Friday, June 17, 2011
Vintage People on Photo Postcards
The transfer of my archive to the Bodleian Library might have felt like parcelling up one foot and posting it direct to the grave. But it has not been like that at all: the opposite in fact, for out of that arrangement has come new life for a long cherished project.
For twenty years I have been collecting real photo postcards of anonymous people. They all date from that period when portraiture suddenly became democratised. At the beginning of the twentieth century all manner of people, not just the wealthy, could for the first time in history possess their likenesses. What resulted was an inadvertent and unofficial visual census of the country.
Out of over a million of such cards that have passed though my hands I have brought together fifty thousand or so which now, in albums and boxes, crowd out what passes for my kitchen. They are grouped under titles that announce the obsessive typologist, Two Men, Tree, Pram, Bather, Nurse etc.

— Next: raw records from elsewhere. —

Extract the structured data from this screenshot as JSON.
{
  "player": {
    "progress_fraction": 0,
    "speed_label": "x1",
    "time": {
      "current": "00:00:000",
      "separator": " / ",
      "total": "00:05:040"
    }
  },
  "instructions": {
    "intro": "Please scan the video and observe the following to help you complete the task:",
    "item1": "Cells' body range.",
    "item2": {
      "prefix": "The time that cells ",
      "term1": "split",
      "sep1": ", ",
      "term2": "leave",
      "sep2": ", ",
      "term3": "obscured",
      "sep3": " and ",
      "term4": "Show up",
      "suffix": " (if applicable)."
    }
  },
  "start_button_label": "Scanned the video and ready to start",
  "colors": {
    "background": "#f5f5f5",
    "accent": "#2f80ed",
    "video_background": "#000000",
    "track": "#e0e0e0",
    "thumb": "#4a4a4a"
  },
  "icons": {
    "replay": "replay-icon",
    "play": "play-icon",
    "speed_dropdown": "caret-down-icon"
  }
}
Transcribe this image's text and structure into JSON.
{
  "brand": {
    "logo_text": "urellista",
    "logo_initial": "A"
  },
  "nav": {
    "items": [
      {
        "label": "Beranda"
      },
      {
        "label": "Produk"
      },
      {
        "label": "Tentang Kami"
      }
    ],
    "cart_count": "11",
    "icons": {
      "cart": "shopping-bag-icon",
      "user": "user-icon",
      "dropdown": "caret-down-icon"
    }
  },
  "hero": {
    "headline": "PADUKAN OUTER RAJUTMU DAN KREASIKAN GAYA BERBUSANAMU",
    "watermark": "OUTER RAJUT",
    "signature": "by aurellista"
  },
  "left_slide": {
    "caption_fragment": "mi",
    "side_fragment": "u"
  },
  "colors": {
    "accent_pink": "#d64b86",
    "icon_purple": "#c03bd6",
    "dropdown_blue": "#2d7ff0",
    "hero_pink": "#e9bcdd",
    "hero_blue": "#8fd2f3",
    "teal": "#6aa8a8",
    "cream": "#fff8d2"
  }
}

I exhibited a selection of these cards in 2004 at the National Portrait Gallery in a show whose catalogue, We Are The People should now be seen as a trailer to this current series of books published by the Bodleian itself. Readers was the natural first title in what promises to be an extensive but not expensive sequence produced by one of the world's great libraries.
Issued at the same time was Women & Hats. Weddings and Bicycles appeared soon after with the same generic rubric Vintage People on Photo Postcards. All four are now available and more are to follow. Watch this space: start clearing a shelf.